What’s wrong with the world? Sunday mornings usually I listen to the Farm Report and world news. A rocky way to begin my day. Many countries are at odds with one another. I suggest we stay out of their problems. We have plenty of our own. Our infrastructure is rapidly falling apart. When a major bridge falls into the Mississippi River it is time to wake up and smell the roses. Our railroads are falling apart and also numerous overpasses. California is facing a severe drought. This will seriously affect crop production. Will we have to plant victory gardens as we did in World War II? According to the experts on climate change, we will have to change our ways of facing life as we have known it. Years ago I remember the smoky skies and soot-filled windows of my aunt’s apartment in Pittsburgh, Pa., when coal dust filled the sky. Streets in London were dark at noon. We will have to employ severe measures to clear the atmosphere of pollutants. The Arctic ice cap is the thinnest ever measured.
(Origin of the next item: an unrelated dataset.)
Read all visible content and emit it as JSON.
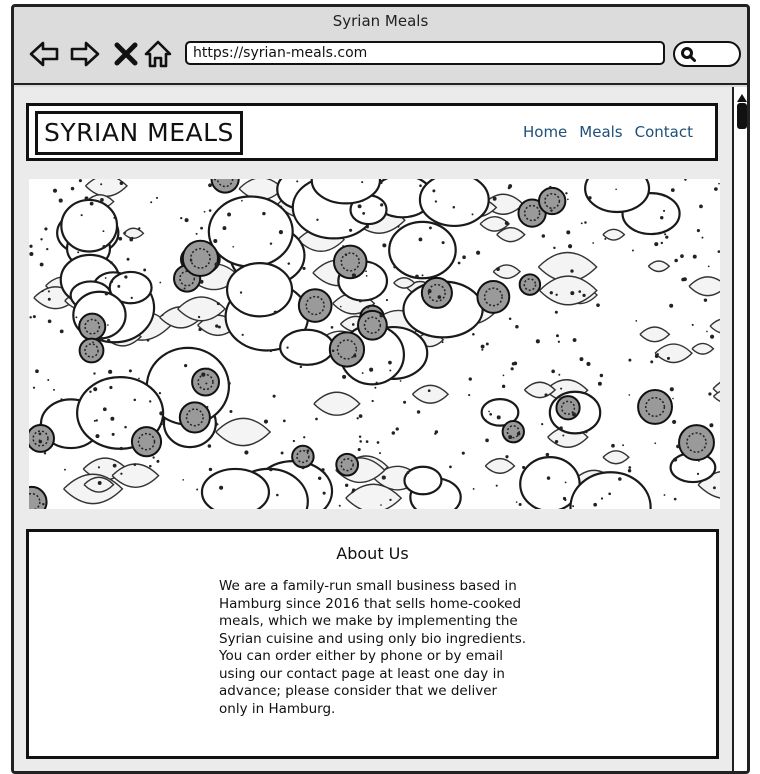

Controversial “fracking” now enters the picture.
“With purposeful steps I strode, seeking solace on my hill, Alone in my abode. The rapture fills me still. The sky above cerulean blue, the hawks sailed overhead. Around me rang ethereal chimes. The breeze was soft, not dread. Soothed with a gentle hand — nature’s wondrous healing touch! A tonic to a grateful land, To me it matters much! From the hedge row rang “what cheer! Blithely the birds did sing. Her soft step touched lightly here. All around me it was Spring!” jhj
Without computer help from many and thanks to Claudia in the Baldwin Public Library for the spelling of “cerulean” and for Dee from Baker University who comes to my home on her lunch hour to pick up my column, I am able to continue to write. I would really like to know if I am the oldest and also the longest writing columnist in Kansas — or maybe in the USA? Any help in this endeavor would be truly appreciated. The electronic age sometimes makes me feel as if I have suddenly fallen into an unknown world. I can remember running out to see my first airplane. My father bought our first radio, which had two sets of ear phones. There were three children—this caused problems. Enjoy spring.